The alternative peer group: What can "winners" from this program teach us about recovery from adolescent substance use disorder?
Purpose Treatment for adolescents with substance use disorders (SUDs) can be successful, but first year relapse rates range from 60% to 85%. Environmental contexts greatly influence adolescents, yet few treatment models include the peers, a prominent influence on teen behavior. A novel approach to adolescent treatment is the Alternative Peer Group (APG), which integrates peers and fun into clinical practice to promote engagement in and support of recovery. The aims of this study were to identify how "successes" from one APG program perceive and describe the process of recovery; and to identify patterns and themes regarding elements that promote the recovery process for adolescents.^ Method A focused clinical ethnography was accomplished, involving prolonged immersion in the APG recovery community; in-depth interviews with recovering alumni; and focus groups. ^ Data Analysis Data were analyzed using inductive thematic content analysis with comparison of findings across groups. ^ Findings Participants describe recovery from adolescent SUD as a quest-like journey which entails a prolonged preparation phase; strategic relationships with recovering role models; and perceived paradox (a truth that seems contradictory e.g.: "surrender leads to control") Elements cited as key for promotion of the recovery process include unconditional love; belonging; fun; hope; time; structure; accountability; journey narratives; their higher power, the spiritual program of the Twelve Steps; and family support. Elements that delay or jeopardize the process include fear, premature removal from the program by parents, pain, and isolation or stigma. ^ Conclusions Findings suggest engagement in sustained recovery from adolescent SUD requires much more time and investment in establishment of recovery assets than our current treatment system allows. The described formula for "success" in establishment of sustained adolescent recovery is consistent with Bronfenbrenner's Bio-ecological theory for human development. Further investigation of adolescent recovery oriented systems of care is recommended. ^

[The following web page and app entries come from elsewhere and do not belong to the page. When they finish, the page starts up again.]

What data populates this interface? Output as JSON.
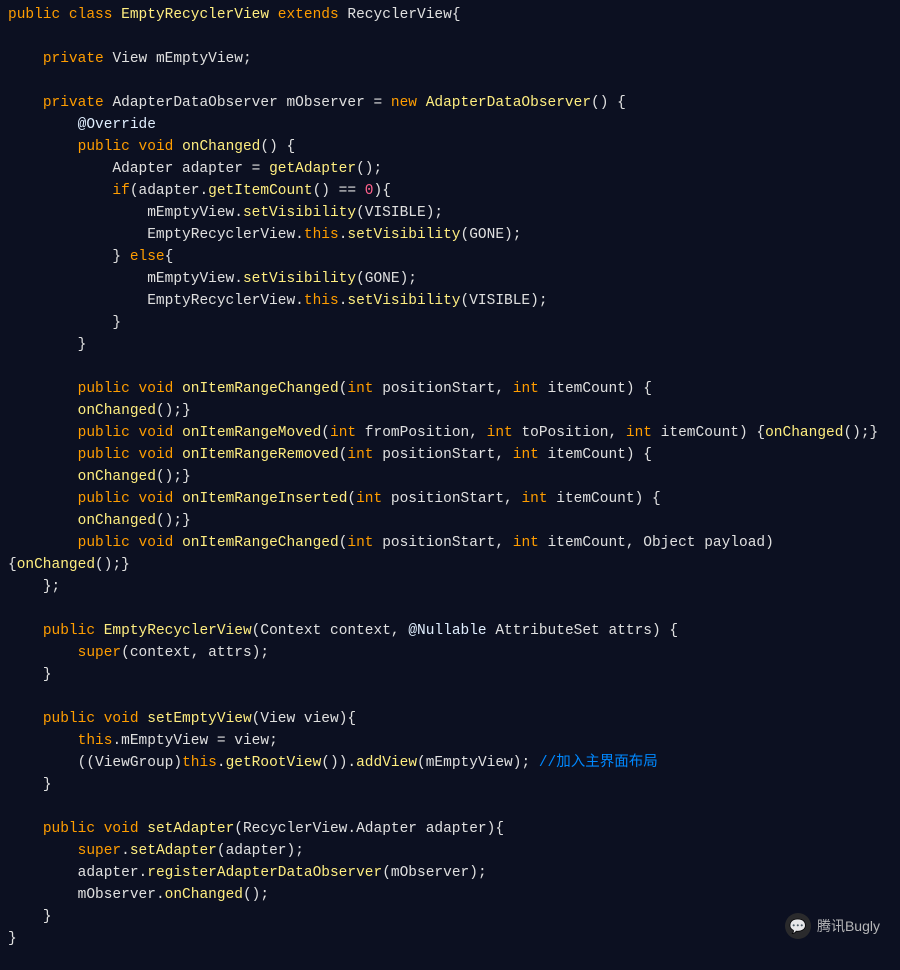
{
  "code": {
    "outer": [
      "public",
      "class",
      "EmptyRecyclerView",
      "extends",
      "RecyclerView",
      "{"
    ],
    "field1": [
      "private",
      "View mEmptyView",
      ";"
    ],
    "field2a": [
      "private",
      "AdapterDataObserver mObserver ",
      "=",
      "new",
      "AdapterDataObserver",
      "()",
      " {"
    ],
    "override": "@Override",
    "onChanged_sig": [
      "public",
      "void",
      "onChanged",
      "()",
      " {"
    ],
    "onChanged_l1": [
      "Adapter adapter ",
      "=",
      "getAdapter",
      "()",
      ";"
    ],
    "onChanged_if": [
      "if",
      "(",
      "adapter",
      ".",
      "getItemCount",
      "()",
      " == ",
      "0",
      ")",
      "{"
    ],
    "onChanged_if_l1": [
      "mEmptyView",
      ".",
      "setVisibility",
      "(",
      "VISIBLE",
      ")",
      ";"
    ],
    "onChanged_if_l2": [
      "EmptyRecyclerView",
      ".",
      "this",
      ".",
      "setVisibility",
      "(",
      "GONE",
      ")",
      ";"
    ],
    "else": [
      "}",
      " else",
      "{"
    ],
    "onChanged_else_l1": [
      "mEmptyView",
      ".",
      "setVisibility",
      "(",
      "GONE",
      ")",
      ";"
    ],
    "onChanged_else_l2": [
      "EmptyRecyclerView",
      ".",
      "this",
      ".",
      "setVisibility",
      "(",
      "VISIBLE",
      ")",
      ";"
    ],
    "rc_sig": [
      "public",
      "void",
      "onItemRangeChanged",
      "(",
      "int",
      " positionStart",
      ", ",
      "int",
      " itemCount",
      ")",
      " {"
    ],
    "rc_body": [
      "onChanged",
      "()",
      ";",
      "}"
    ],
    "rm_sig": [
      "public",
      "void",
      "onItemRangeMoved",
      "(",
      "int",
      " fromPosition",
      ", ",
      "int",
      " toPosition",
      ", ",
      "int",
      " itemCount",
      ")",
      " {",
      "onChanged",
      "()",
      ";",
      "}"
    ],
    "rr_sig": [
      "public",
      "void",
      "onItemRangeRemoved",
      "(",
      "int",
      " positionStart",
      ", ",
      "int",
      " itemCount",
      ")",
      " {"
    ],
    "rr_body": [
      "onChanged",
      "()",
      ";",
      "}"
    ],
    "ri_sig": [
      "public",
      "void",
      "onItemRangeInserted",
      "(",
      "int",
      " positionStart",
      ", ",
      "int",
      " itemCount",
      ")",
      " {"
    ],
    "ri_body": [
      "onChanged",
      "()",
      ";",
      "}"
    ],
    "rc2_sig": [
      "public",
      "void",
      "onItemRangeChanged",
      "(",
      "int",
      " positionStart",
      ", ",
      "int",
      " itemCount",
      ", ",
      "Object payload",
      ")",
      " {",
      "onChanged",
      "()",
      ";",
      "}"
    ],
    "ctor_sig": [
      "public",
      "EmptyRecyclerView",
      "(",
      "Context context",
      ", ",
      "@Nullable",
      " AttributeSet attrs",
      ")",
      " {"
    ],
    "ctor_body": [
      "super",
      "(",
      "context",
      ", ",
      "attrs",
      ")",
      ";"
    ],
    "sev_sig": [
      "public",
      "void",
      "setEmptyView",
      "(",
      "View view",
      ")",
      "{"
    ],
    "sev_l1": [
      "this",
      ".",
      "mEmptyView ",
      "=",
      " view",
      ";"
    ],
    "sev_l2a": [
      "(",
      "(",
      "ViewGroup",
      ")",
      "this",
      ".",
      "getRootView",
      "()",
      ")",
      ".",
      "addView",
      "(",
      "mEmptyView",
      ")",
      ";",
      " "
    ],
    "sev_comment": "//加入主界面布局",
    "sa_sig": [
      "public",
      "void",
      "setAdapter",
      "(",
      "RecyclerView",
      ".",
      "Adapter adapter",
      ")",
      "{"
    ],
    "sa_l1": [
      "super",
      ".",
      "setAdapter",
      "(",
      "adapter",
      ")",
      ";"
    ],
    "sa_l2": [
      "adapter",
      ".",
      "registerAdapterDataObserver",
      "(",
      "mObserver",
      ")",
      ";"
    ],
    "sa_l3": [
      "mObserver",
      ".",
      "onChanged",
      "()",
      ";"
    ]
  },
  "watermark": {
    "icon_glyph": "💬",
    "text": "腾讯Bugly"
  }
}
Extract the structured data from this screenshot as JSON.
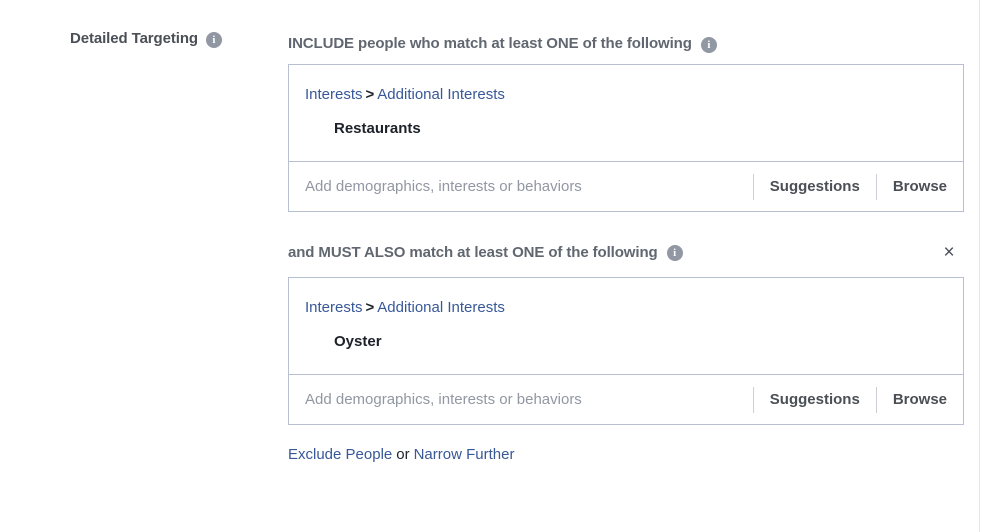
{
  "field": {
    "label": "Detailed Targeting",
    "info_icon": "info-icon"
  },
  "include_section": {
    "header": "INCLUDE people who match at least ONE of the following",
    "info_icon": "info-icon",
    "box": {
      "breadcrumb": {
        "root": "Interests",
        "separator": ">",
        "child": "Additional Interests"
      },
      "tags": [
        {
          "label": "Restaurants"
        }
      ],
      "input": {
        "placeholder": "Add demographics, interests or behaviors",
        "value": "",
        "suggestions_label": "Suggestions",
        "browse_label": "Browse"
      }
    }
  },
  "narrow_section": {
    "header": "and MUST ALSO match at least ONE of the following",
    "info_icon": "info-icon",
    "close_icon": "×",
    "box": {
      "breadcrumb": {
        "root": "Interests",
        "separator": ">",
        "child": "Additional Interests"
      },
      "tags": [
        {
          "label": "Oyster"
        }
      ],
      "input": {
        "placeholder": "Add demographics, interests or behaviors",
        "value": "",
        "suggestions_label": "Suggestions",
        "browse_label": "Browse"
      }
    }
  },
  "footer": {
    "exclude_label": "Exclude People",
    "conjunction": "or",
    "narrow_label": "Narrow Further"
  },
  "colors": {
    "link_blue": "#385898",
    "label_gray": "#4b4f56",
    "header_gray": "#606770",
    "placeholder_gray": "#9197a3",
    "box_border": "#b7c0d0",
    "tag_text": "#1d2129"
  },
  "icon_label": "i"
}
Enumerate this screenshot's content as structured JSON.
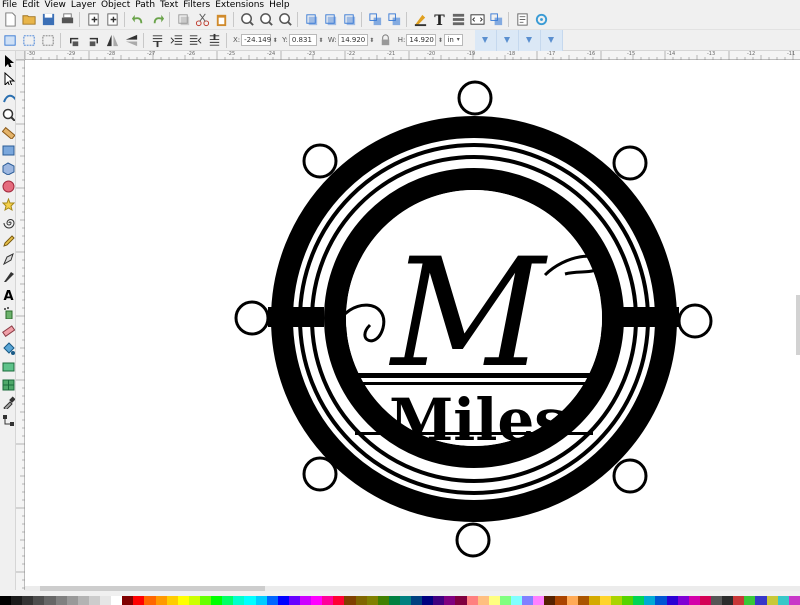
{
  "menu": [
    "File",
    "Edit",
    "View",
    "Layer",
    "Object",
    "Path",
    "Text",
    "Filters",
    "Extensions",
    "Help"
  ],
  "command_bar": [
    {
      "name": "new-doc-icon",
      "color": "#ffffff"
    },
    {
      "name": "open-icon",
      "color": "#e8b54a"
    },
    {
      "name": "save-icon",
      "color": "#3b6fb6"
    },
    {
      "name": "print-icon",
      "color": "#555555"
    },
    {
      "sep": true
    },
    {
      "name": "import-icon",
      "color": "#333333"
    },
    {
      "name": "export-icon",
      "color": "#333333"
    },
    {
      "sep": true
    },
    {
      "name": "undo-icon",
      "color": "#6aa34a"
    },
    {
      "name": "redo-icon",
      "color": "#6aa34a"
    },
    {
      "sep": true
    },
    {
      "name": "copy-icon",
      "color": "#999999"
    },
    {
      "name": "cut-icon",
      "color": "#c0392b"
    },
    {
      "name": "paste-icon",
      "color": "#d08b2c"
    },
    {
      "sep": true
    },
    {
      "name": "zoom-selection-icon",
      "color": "#555555"
    },
    {
      "name": "zoom-drawing-icon",
      "color": "#555555"
    },
    {
      "name": "zoom-page-icon",
      "color": "#555555"
    },
    {
      "sep": true
    },
    {
      "name": "duplicate-icon",
      "color": "#3a7bd5"
    },
    {
      "name": "clone-icon",
      "color": "#3a7bd5"
    },
    {
      "name": "unlink-clone-icon",
      "color": "#3a7bd5"
    },
    {
      "sep": true
    },
    {
      "name": "group-icon",
      "color": "#3a7bd5"
    },
    {
      "name": "ungroup-icon",
      "color": "#3a7bd5"
    },
    {
      "sep": true
    },
    {
      "name": "fill-stroke-icon",
      "color": "#e0a020"
    },
    {
      "name": "text-font-icon",
      "color": "#222222"
    },
    {
      "name": "layers-icon",
      "color": "#666666"
    },
    {
      "name": "xml-editor-icon",
      "color": "#333333"
    },
    {
      "name": "align-distribute-icon",
      "color": "#3a7bd5"
    },
    {
      "sep": true
    },
    {
      "name": "document-properties-icon",
      "color": "#666666"
    },
    {
      "name": "preferences-icon",
      "color": "#3a9bd5"
    }
  ],
  "controls": {
    "x_label": "X:",
    "x_value": "-24.149",
    "y_label": "Y:",
    "y_value": "0.831",
    "w_label": "W:",
    "w_value": "14.920",
    "h_label": "H:",
    "h_value": "14.920",
    "unit": "in"
  },
  "tools": [
    "selector-tool-icon",
    "node-tool-icon",
    "tweak-tool-icon",
    "zoom-tool-icon",
    "measure-tool-icon",
    "rectangle-tool-icon",
    "3d-box-tool-icon",
    "ellipse-tool-icon",
    "star-tool-icon",
    "spiral-tool-icon",
    "pencil-tool-icon",
    "pen-tool-icon",
    "calligraphy-tool-icon",
    "text-tool-icon",
    "spray-tool-icon",
    "eraser-tool-icon",
    "paint-bucket-tool-icon",
    "gradient-tool-icon",
    "mesh-tool-icon",
    "dropper-tool-icon",
    "connector-tool-icon"
  ],
  "ruler_ticks": [
    "-30",
    "-29",
    "-28",
    "-27",
    "-26",
    "-25",
    "-24",
    "-23",
    "-22",
    "-21",
    "-20",
    "-19",
    "-18",
    "-17",
    "-16",
    "-15",
    "-14",
    "-13",
    "-12",
    "-11"
  ],
  "drawing": {
    "monogram": "M",
    "name": "Miles"
  },
  "palette": [
    "#000000",
    "#1a1a1a",
    "#333333",
    "#4d4d4d",
    "#666666",
    "#808080",
    "#999999",
    "#b3b3b3",
    "#cccccc",
    "#e6e6e6",
    "#ffffff",
    "#800000",
    "#ff0000",
    "#ff6600",
    "#ff9900",
    "#ffcc00",
    "#ffff00",
    "#ccff00",
    "#66ff00",
    "#00ff00",
    "#00ff66",
    "#00ffcc",
    "#00ffff",
    "#00ccff",
    "#0066ff",
    "#0000ff",
    "#6600ff",
    "#cc00ff",
    "#ff00ff",
    "#ff0099",
    "#ff0033",
    "#804000",
    "#806600",
    "#808000",
    "#408000",
    "#008040",
    "#008080",
    "#004080",
    "#000080",
    "#400080",
    "#800080",
    "#800040",
    "#ff8080",
    "#ffbf80",
    "#ffff80",
    "#80ff80",
    "#80ffff",
    "#8080ff",
    "#ff80ff",
    "#552200",
    "#aa4400",
    "#ffaa55",
    "#aa5500",
    "#d4aa00",
    "#ffd42a",
    "#aad400",
    "#55d400",
    "#00d455",
    "#00aad4",
    "#0055d4",
    "#2a00d4",
    "#7f00d4",
    "#d400aa",
    "#d40055",
    "#555555",
    "#2b2b2b",
    "#c83737",
    "#37c837",
    "#3737c8",
    "#c8c837",
    "#37c8c8",
    "#c837c8"
  ]
}
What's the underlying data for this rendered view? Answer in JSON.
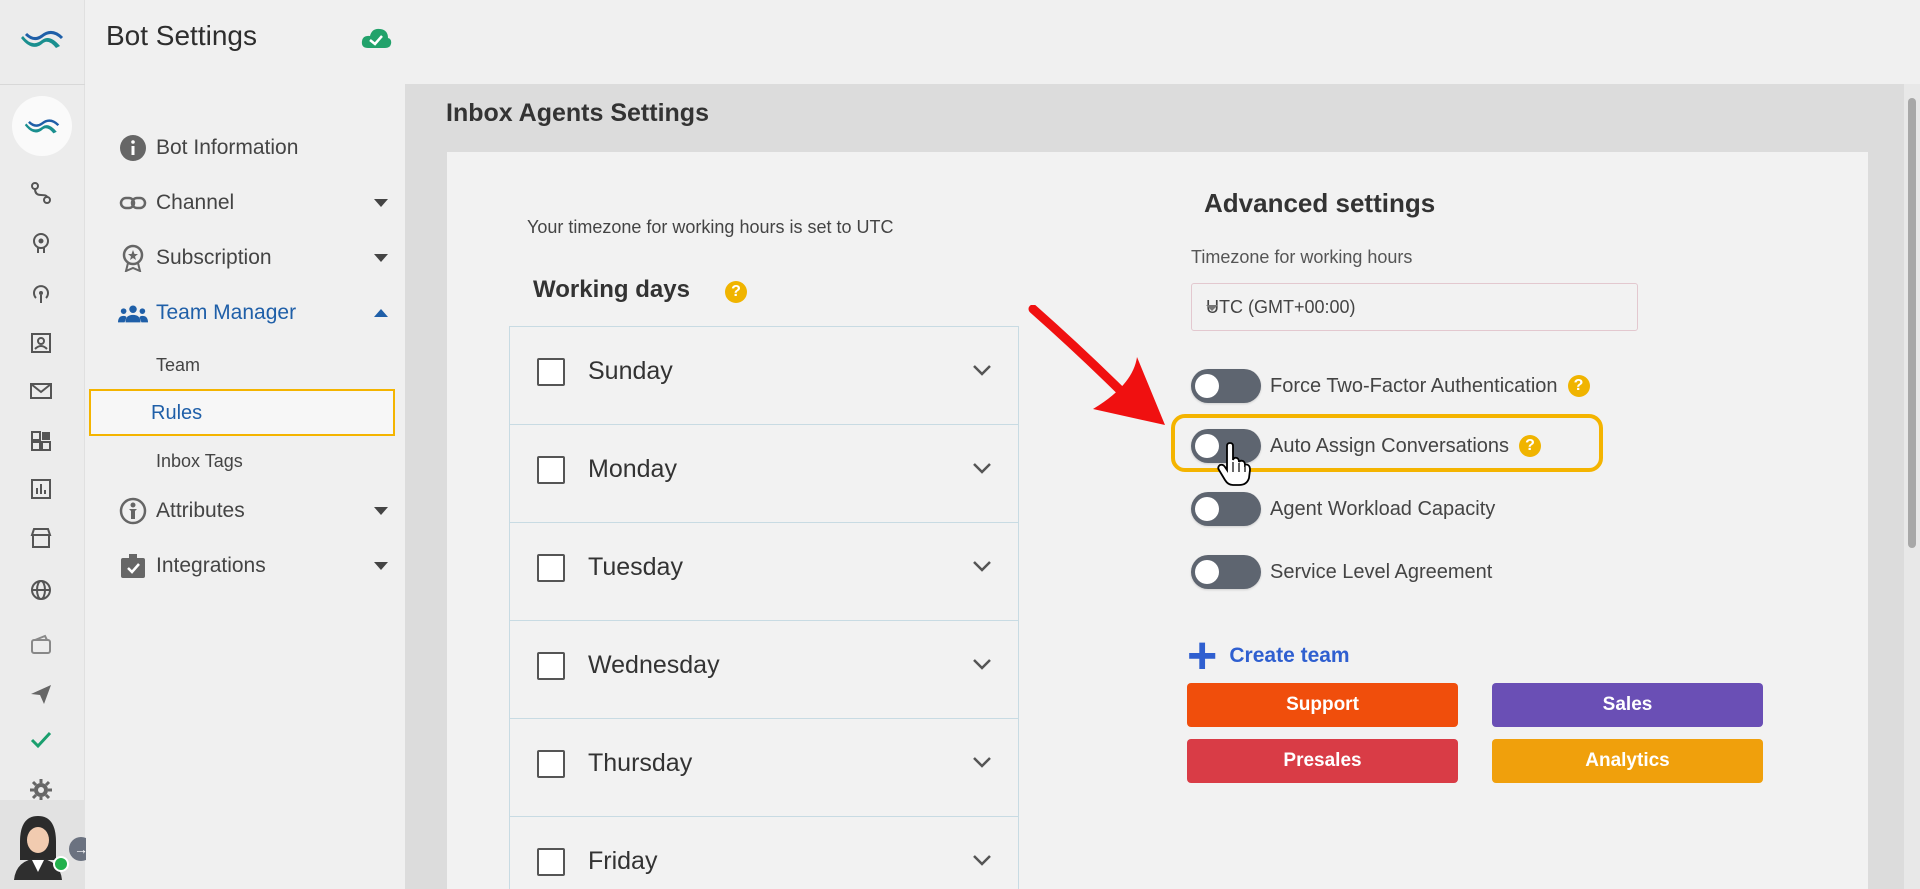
{
  "header": {
    "title": "Bot Settings"
  },
  "rail": {
    "icons": [
      "logo-icon",
      "bot-avatar-icon",
      "flow-icon",
      "brain-icon",
      "broadcast-icon",
      "contacts-icon",
      "mail-icon",
      "widgets-icon",
      "analytics-icon",
      "store-icon",
      "globe-icon",
      "wallet-icon",
      "send-icon",
      "check-icon",
      "gear-icon"
    ]
  },
  "nav": {
    "items": [
      {
        "label": "Bot Information",
        "icon": "info-icon"
      },
      {
        "label": "Channel",
        "icon": "link-icon"
      },
      {
        "label": "Subscription",
        "icon": "badge-icon"
      },
      {
        "label": "Team Manager",
        "icon": "team-icon"
      },
      {
        "label": "Attributes",
        "icon": "person-info-icon"
      },
      {
        "label": "Integrations",
        "icon": "integrations-icon"
      }
    ],
    "sub_items": [
      "Team",
      "Rules",
      "Inbox Tags"
    ]
  },
  "main": {
    "page_title": "Inbox Agents Settings",
    "timezone_note": "Your timezone for working hours is set to UTC",
    "working_days_title": "Working days",
    "days": [
      "Sunday",
      "Monday",
      "Tuesday",
      "Wednesday",
      "Thursday",
      "Friday"
    ]
  },
  "advanced": {
    "title": "Advanced settings",
    "timezone_label": "Timezone for working hours",
    "timezone_value": "UTC (GMT+00:00)",
    "toggles": [
      {
        "label": "Force Two-Factor Authentication",
        "on": false
      },
      {
        "label": "Auto Assign Conversations",
        "on": false
      },
      {
        "label": "Agent Workload Capacity",
        "on": false
      },
      {
        "label": "Service Level Agreement",
        "on": false
      }
    ],
    "create_team_label": "Create team",
    "teams": [
      {
        "label": "Support",
        "color": "#f04e0c"
      },
      {
        "label": "Sales",
        "color": "#6a4fb5"
      },
      {
        "label": "Presales",
        "color": "#d93c46"
      },
      {
        "label": "Analytics",
        "color": "#f0a00c"
      }
    ]
  },
  "colors": {
    "accent": "#1f5fa8",
    "highlight": "#f4b400",
    "toggle_off": "#5e6570",
    "link": "#2f5fd0"
  }
}
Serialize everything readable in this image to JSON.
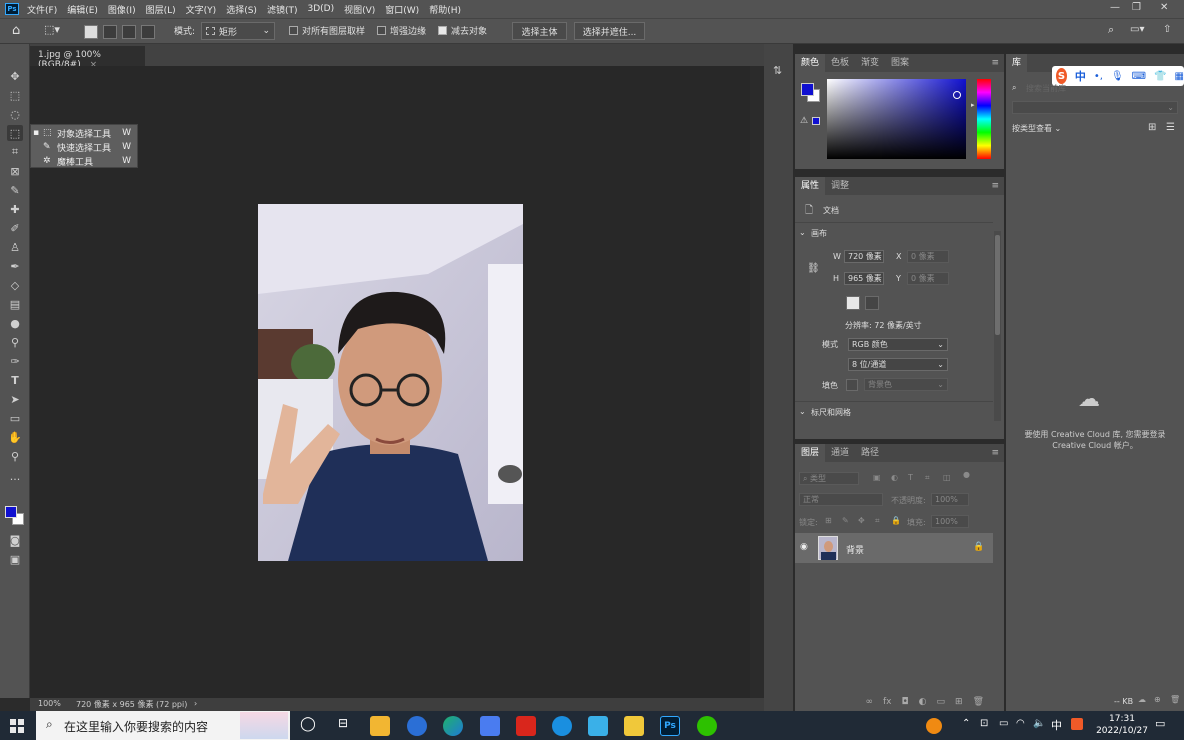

Health Sciences, Mental Health|Psychology, Behavioral|Psychology, Developmental
Nash, Angela, "The alternative peer group: What can "winners" from this program teach us about recovery from adolescent substance use disorder?" (2013). Texas Medical Center Dissertations (via ProQuest). AAI3574408.